**Data supplied:**

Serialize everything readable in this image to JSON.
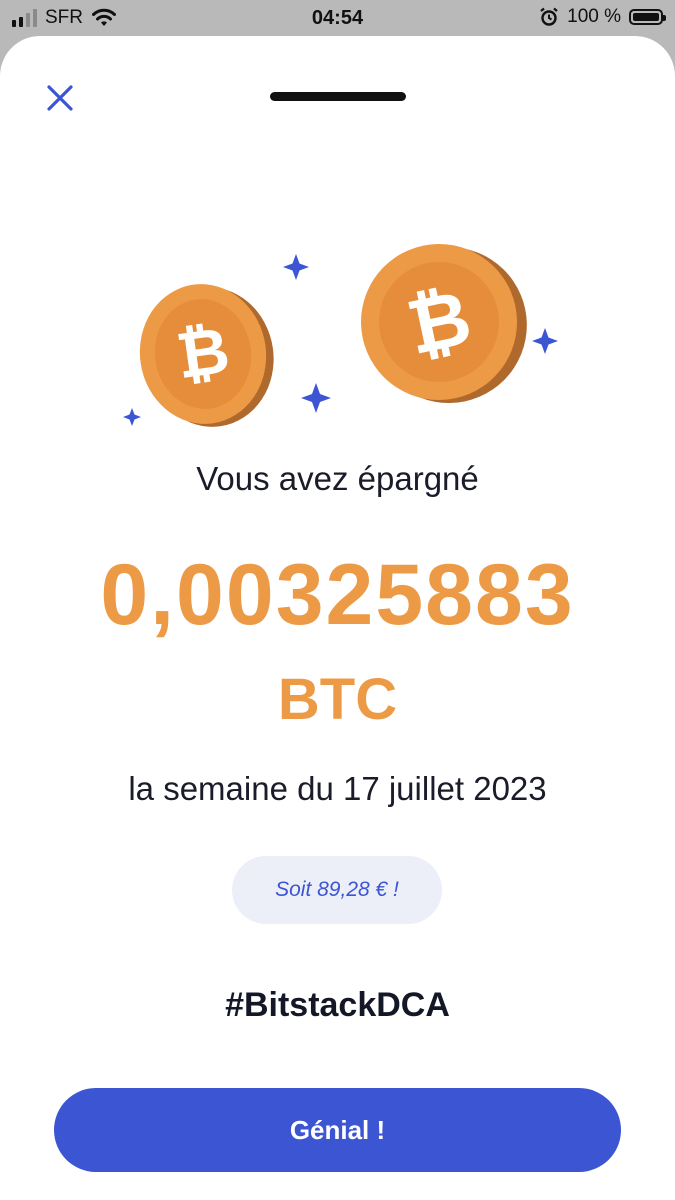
{
  "colors": {
    "accent": "#3b55d3",
    "bitcoin_orange": "#ec9a45",
    "pill_text": "#3b55d3",
    "pill_bg": "#eceef8"
  },
  "status_bar": {
    "carrier": "SFR",
    "time": "04:54",
    "battery": "100 %",
    "battery_level": 1.0,
    "icons": [
      "signal-icon",
      "wifi-icon",
      "alarm-icon",
      "battery-icon"
    ]
  },
  "sheet": {
    "close_icon": "close-icon",
    "headline": "Vous avez épargné",
    "amount": "0,00325883",
    "currency": "BTC",
    "period": "la semaine du 17 juillet 2023",
    "fiat_equivalent": "Soit 89,28 € !",
    "hashtag": "#BitstackDCA",
    "cta_label": "Génial !"
  }
}
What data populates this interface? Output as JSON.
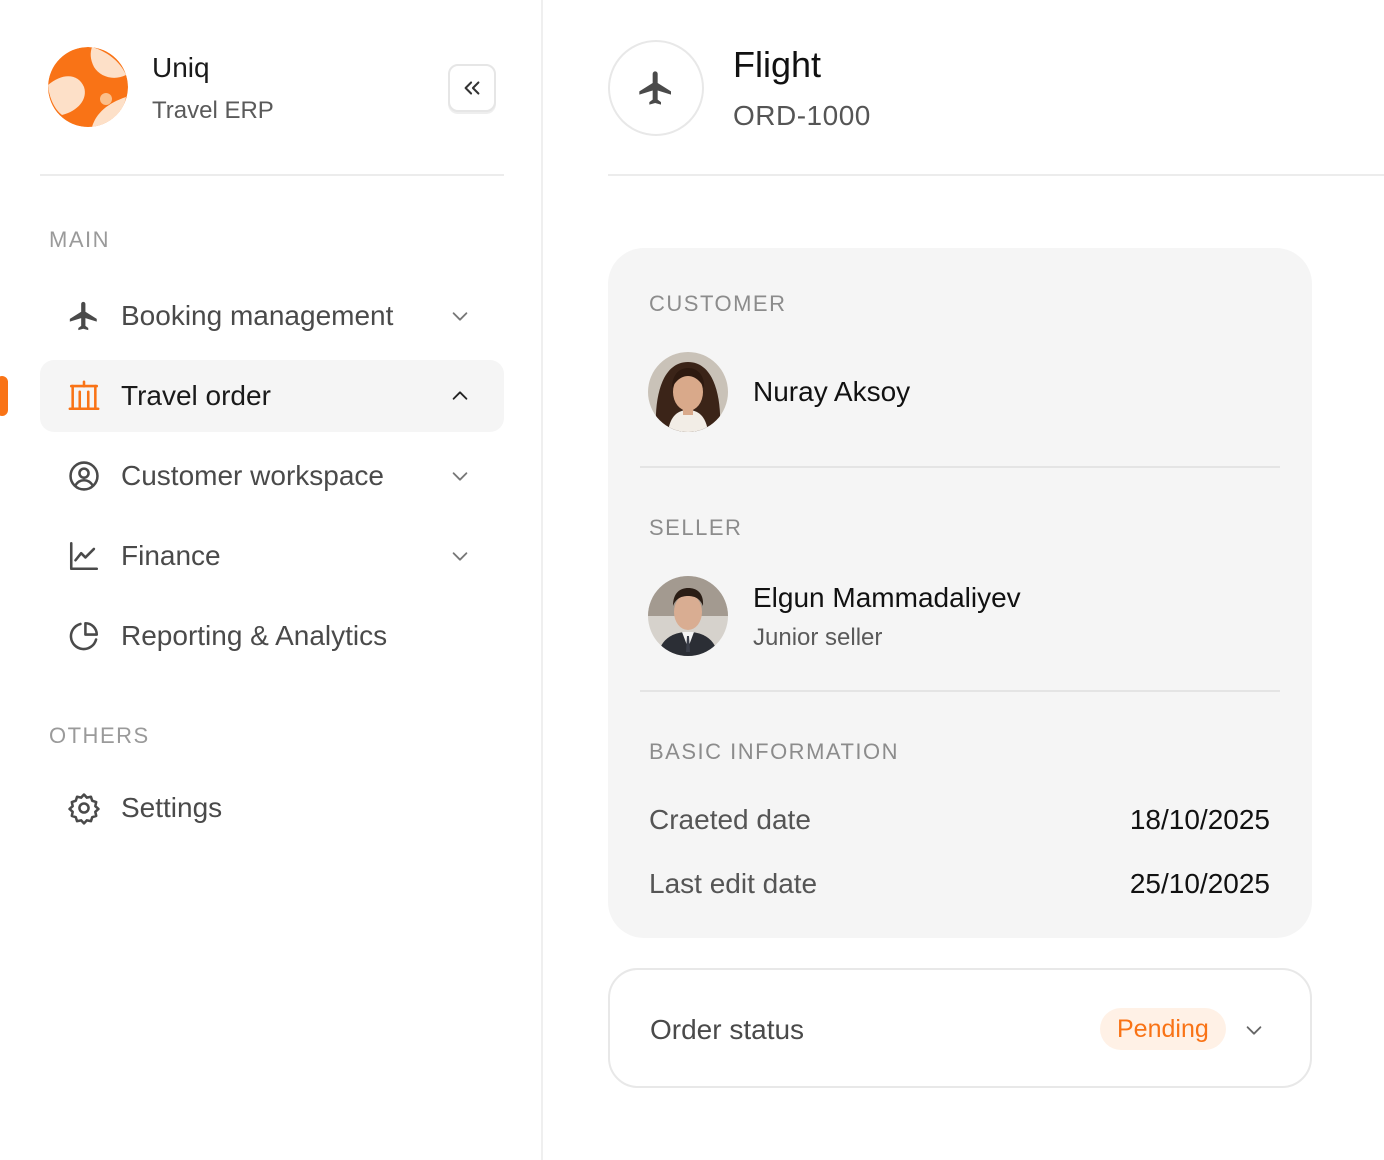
{
  "brand": {
    "name": "Uniq",
    "subtitle": "Travel ERP",
    "accent": "#f97316"
  },
  "sidebar": {
    "collapse_icon": "double-chevron-left-icon",
    "sections": [
      {
        "label": "MAIN",
        "items": [
          {
            "label": "Booking management",
            "icon": "airplane-icon",
            "expandable": true,
            "expanded": false,
            "active": false
          },
          {
            "label": "Travel order",
            "icon": "bank-building-icon",
            "expandable": true,
            "expanded": true,
            "active": true
          },
          {
            "label": "Customer workspace",
            "icon": "user-circle-icon",
            "expandable": true,
            "expanded": false,
            "active": false
          },
          {
            "label": "Finance",
            "icon": "line-chart-icon",
            "expandable": true,
            "expanded": false,
            "active": false
          },
          {
            "label": "Reporting & Analytics",
            "icon": "pie-chart-icon",
            "expandable": false,
            "active": false
          }
        ]
      },
      {
        "label": "OTHERS",
        "items": [
          {
            "label": "Settings",
            "icon": "gear-icon",
            "expandable": false,
            "active": false
          }
        ]
      }
    ]
  },
  "header": {
    "icon": "airplane-icon",
    "title": "Flight",
    "order_id": "ORD-1000"
  },
  "details": {
    "customer": {
      "caption": "CUSTOMER",
      "name": "Nuray Aksoy"
    },
    "seller": {
      "caption": "SELLER",
      "name": "Elgun Mammadaliyev",
      "role": "Junior seller"
    },
    "basic_info": {
      "caption": "BASIC INFORMATION",
      "rows": [
        {
          "label": "Craeted date",
          "value": "18/10/2025"
        },
        {
          "label": "Last edit date",
          "value": "25/10/2025"
        }
      ]
    }
  },
  "order_status": {
    "label": "Order status",
    "value": "Pending",
    "badge_color": "#f97316",
    "badge_bg": "#fff1e6"
  }
}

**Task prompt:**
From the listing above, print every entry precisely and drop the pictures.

**Task solution:**
Serialize everything readable in this image to JSON.
{
  "colors": {
    "accent": "#3b55d3",
    "bitcoin_orange": "#ec9a45",
    "pill_text": "#3b55d3",
    "pill_bg": "#eceef8"
  },
  "status_bar": {
    "carrier": "SFR",
    "time": "04:54",
    "battery": "100 %",
    "battery_level": 1.0,
    "icons": [
      "signal-icon",
      "wifi-icon",
      "alarm-icon",
      "battery-icon"
    ]
  },
  "sheet": {
    "close_icon": "close-icon",
    "headline": "Vous avez épargné",
    "amount": "0,00325883",
    "currency": "BTC",
    "period": "la semaine du 17 juillet 2023",
    "fiat_equivalent": "Soit 89,28 € !",
    "hashtag": "#BitstackDCA",
    "cta_label": "Génial !"
  }
}
What data populates this interface? Output as JSON.
{
  "brand": {
    "name": "Uniq",
    "subtitle": "Travel ERP",
    "accent": "#f97316"
  },
  "sidebar": {
    "collapse_icon": "double-chevron-left-icon",
    "sections": [
      {
        "label": "MAIN",
        "items": [
          {
            "label": "Booking management",
            "icon": "airplane-icon",
            "expandable": true,
            "expanded": false,
            "active": false
          },
          {
            "label": "Travel order",
            "icon": "bank-building-icon",
            "expandable": true,
            "expanded": true,
            "active": true
          },
          {
            "label": "Customer workspace",
            "icon": "user-circle-icon",
            "expandable": true,
            "expanded": false,
            "active": false
          },
          {
            "label": "Finance",
            "icon": "line-chart-icon",
            "expandable": true,
            "expanded": false,
            "active": false
          },
          {
            "label": "Reporting & Analytics",
            "icon": "pie-chart-icon",
            "expandable": false,
            "active": false
          }
        ]
      },
      {
        "label": "OTHERS",
        "items": [
          {
            "label": "Settings",
            "icon": "gear-icon",
            "expandable": false,
            "active": false
          }
        ]
      }
    ]
  },
  "header": {
    "icon": "airplane-icon",
    "title": "Flight",
    "order_id": "ORD-1000"
  },
  "details": {
    "customer": {
      "caption": "CUSTOMER",
      "name": "Nuray Aksoy"
    },
    "seller": {
      "caption": "SELLER",
      "name": "Elgun Mammadaliyev",
      "role": "Junior seller"
    },
    "basic_info": {
      "caption": "BASIC INFORMATION",
      "rows": [
        {
          "label": "Craeted date",
          "value": "18/10/2025"
        },
        {
          "label": "Last edit date",
          "value": "25/10/2025"
        }
      ]
    }
  },
  "order_status": {
    "label": "Order status",
    "value": "Pending",
    "badge_color": "#f97316",
    "badge_bg": "#fff1e6"
  }
}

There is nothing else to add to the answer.